Copy out the data below, all of it, exactly.

BEGIN GIVEN DATA

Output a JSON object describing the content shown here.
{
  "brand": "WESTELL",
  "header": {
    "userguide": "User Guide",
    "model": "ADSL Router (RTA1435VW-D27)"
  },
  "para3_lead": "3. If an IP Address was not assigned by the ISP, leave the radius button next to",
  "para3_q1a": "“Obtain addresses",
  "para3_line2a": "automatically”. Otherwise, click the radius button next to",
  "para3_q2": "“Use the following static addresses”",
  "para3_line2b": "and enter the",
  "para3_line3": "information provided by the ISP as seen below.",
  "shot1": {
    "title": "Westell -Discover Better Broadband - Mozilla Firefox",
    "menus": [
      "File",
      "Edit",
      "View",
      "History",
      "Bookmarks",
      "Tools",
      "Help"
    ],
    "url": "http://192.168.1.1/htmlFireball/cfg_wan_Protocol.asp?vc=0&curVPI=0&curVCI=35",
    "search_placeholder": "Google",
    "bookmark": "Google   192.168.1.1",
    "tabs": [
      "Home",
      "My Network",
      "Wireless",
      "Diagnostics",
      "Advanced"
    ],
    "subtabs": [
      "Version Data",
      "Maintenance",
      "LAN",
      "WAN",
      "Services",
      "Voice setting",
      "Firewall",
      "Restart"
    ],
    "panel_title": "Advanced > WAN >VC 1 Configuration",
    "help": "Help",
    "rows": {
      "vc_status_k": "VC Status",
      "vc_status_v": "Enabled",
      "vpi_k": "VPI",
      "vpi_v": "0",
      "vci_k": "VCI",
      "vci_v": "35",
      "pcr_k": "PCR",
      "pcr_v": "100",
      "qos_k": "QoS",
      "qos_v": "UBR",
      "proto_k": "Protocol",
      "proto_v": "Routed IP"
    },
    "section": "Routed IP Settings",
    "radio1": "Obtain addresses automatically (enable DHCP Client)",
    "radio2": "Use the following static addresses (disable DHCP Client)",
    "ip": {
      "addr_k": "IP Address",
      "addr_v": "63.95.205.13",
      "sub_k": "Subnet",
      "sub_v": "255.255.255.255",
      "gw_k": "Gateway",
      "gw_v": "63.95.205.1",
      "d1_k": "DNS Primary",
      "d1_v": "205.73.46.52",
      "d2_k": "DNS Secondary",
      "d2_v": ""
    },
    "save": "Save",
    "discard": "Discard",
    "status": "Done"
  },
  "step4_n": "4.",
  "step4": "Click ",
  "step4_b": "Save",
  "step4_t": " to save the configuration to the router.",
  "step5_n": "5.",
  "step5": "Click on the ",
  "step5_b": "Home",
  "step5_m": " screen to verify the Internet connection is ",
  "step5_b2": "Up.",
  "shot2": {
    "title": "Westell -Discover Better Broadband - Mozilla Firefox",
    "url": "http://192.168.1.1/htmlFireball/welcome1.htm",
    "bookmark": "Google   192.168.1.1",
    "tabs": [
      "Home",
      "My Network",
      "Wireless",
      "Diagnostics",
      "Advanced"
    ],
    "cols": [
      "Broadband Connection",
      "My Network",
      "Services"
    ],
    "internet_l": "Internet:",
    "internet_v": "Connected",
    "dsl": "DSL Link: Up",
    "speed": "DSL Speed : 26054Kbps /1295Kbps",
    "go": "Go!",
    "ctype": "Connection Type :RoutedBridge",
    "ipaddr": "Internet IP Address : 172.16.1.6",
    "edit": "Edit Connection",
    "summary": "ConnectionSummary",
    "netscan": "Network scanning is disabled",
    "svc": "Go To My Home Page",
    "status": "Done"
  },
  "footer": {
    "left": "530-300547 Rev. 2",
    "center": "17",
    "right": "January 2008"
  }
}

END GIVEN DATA

ANSWER SPACE
Output a JSON object describing the content shown here.
{
  "brand": "WESTELL",
  "header": {
    "userguide": "User Guide",
    "model": "ADSL Router (RTA1435VW-D27)"
  },
  "para3_lead": "3. If an IP Address was not assigned by the ISP, leave the radius button next to",
  "para3_q1a": "“Obtain addresses",
  "para3_line2a": "automatically”. Otherwise, click the radius button next to",
  "para3_q2": "“Use the following static addresses”",
  "para3_line2b": "and enter the",
  "para3_line3": "information provided by the ISP as seen below.",
  "shot1": {
    "title": "Westell -Discover Better Broadband - Mozilla Firefox",
    "menus": [
      "File",
      "Edit",
      "View",
      "History",
      "Bookmarks",
      "Tools",
      "Help"
    ],
    "url": "http://192.168.1.1/htmlFireball/cfg_wan_Protocol.asp?vc=0&curVPI=0&curVCI=35",
    "search_placeholder": "Google",
    "bookmark": "Google   192.168.1.1",
    "tabs": [
      "Home",
      "My Network",
      "Wireless",
      "Diagnostics",
      "Advanced"
    ],
    "subtabs": [
      "Version Data",
      "Maintenance",
      "LAN",
      "WAN",
      "Services",
      "Voice setting",
      "Firewall",
      "Restart"
    ],
    "panel_title": "Advanced > WAN >VC 1 Configuration",
    "help": "Help",
    "rows": {
      "vc_status_k": "VC Status",
      "vc_status_v": "Enabled",
      "vpi_k": "VPI",
      "vpi_v": "0",
      "vci_k": "VCI",
      "vci_v": "35",
      "pcr_k": "PCR",
      "pcr_v": "100",
      "qos_k": "QoS",
      "qos_v": "UBR",
      "proto_k": "Protocol",
      "proto_v": "Routed IP"
    },
    "section": "Routed IP Settings",
    "radio1": "Obtain addresses automatically (enable DHCP Client)",
    "radio2": "Use the following static addresses (disable DHCP Client)",
    "ip": {
      "addr_k": "IP Address",
      "addr_v": "63.95.205.13",
      "sub_k": "Subnet",
      "sub_v": "255.255.255.255",
      "gw_k": "Gateway",
      "gw_v": "63.95.205.1",
      "d1_k": "DNS Primary",
      "d1_v": "205.73.46.52",
      "d2_k": "DNS Secondary",
      "d2_v": ""
    },
    "save": "Save",
    "discard": "Discard",
    "status": "Done"
  },
  "step4_n": "4.",
  "step4": "Click ",
  "step4_b": "Save",
  "step4_t": " to save the configuration to the router.",
  "step5_n": "5.",
  "step5": "Click on the ",
  "step5_b": "Home",
  "step5_m": " screen to verify the Internet connection is ",
  "step5_b2": "Up.",
  "shot2": {
    "title": "Westell -Discover Better Broadband - Mozilla Firefox",
    "url": "http://192.168.1.1/htmlFireball/welcome1.htm",
    "bookmark": "Google   192.168.1.1",
    "tabs": [
      "Home",
      "My Network",
      "Wireless",
      "Diagnostics",
      "Advanced"
    ],
    "cols": [
      "Broadband Connection",
      "My Network",
      "Services"
    ],
    "internet_l": "Internet:",
    "internet_v": "Connected",
    "dsl": "DSL Link: Up",
    "speed": "DSL Speed : 26054Kbps /1295Kbps",
    "go": "Go!",
    "ctype": "Connection Type :RoutedBridge",
    "ipaddr": "Internet IP Address : 172.16.1.6",
    "edit": "Edit Connection",
    "summary": "ConnectionSummary",
    "netscan": "Network scanning is disabled",
    "svc": "Go To My Home Page",
    "status": "Done"
  },
  "footer": {
    "left": "530-300547 Rev. 2",
    "center": "17",
    "right": "January 2008"
  }
}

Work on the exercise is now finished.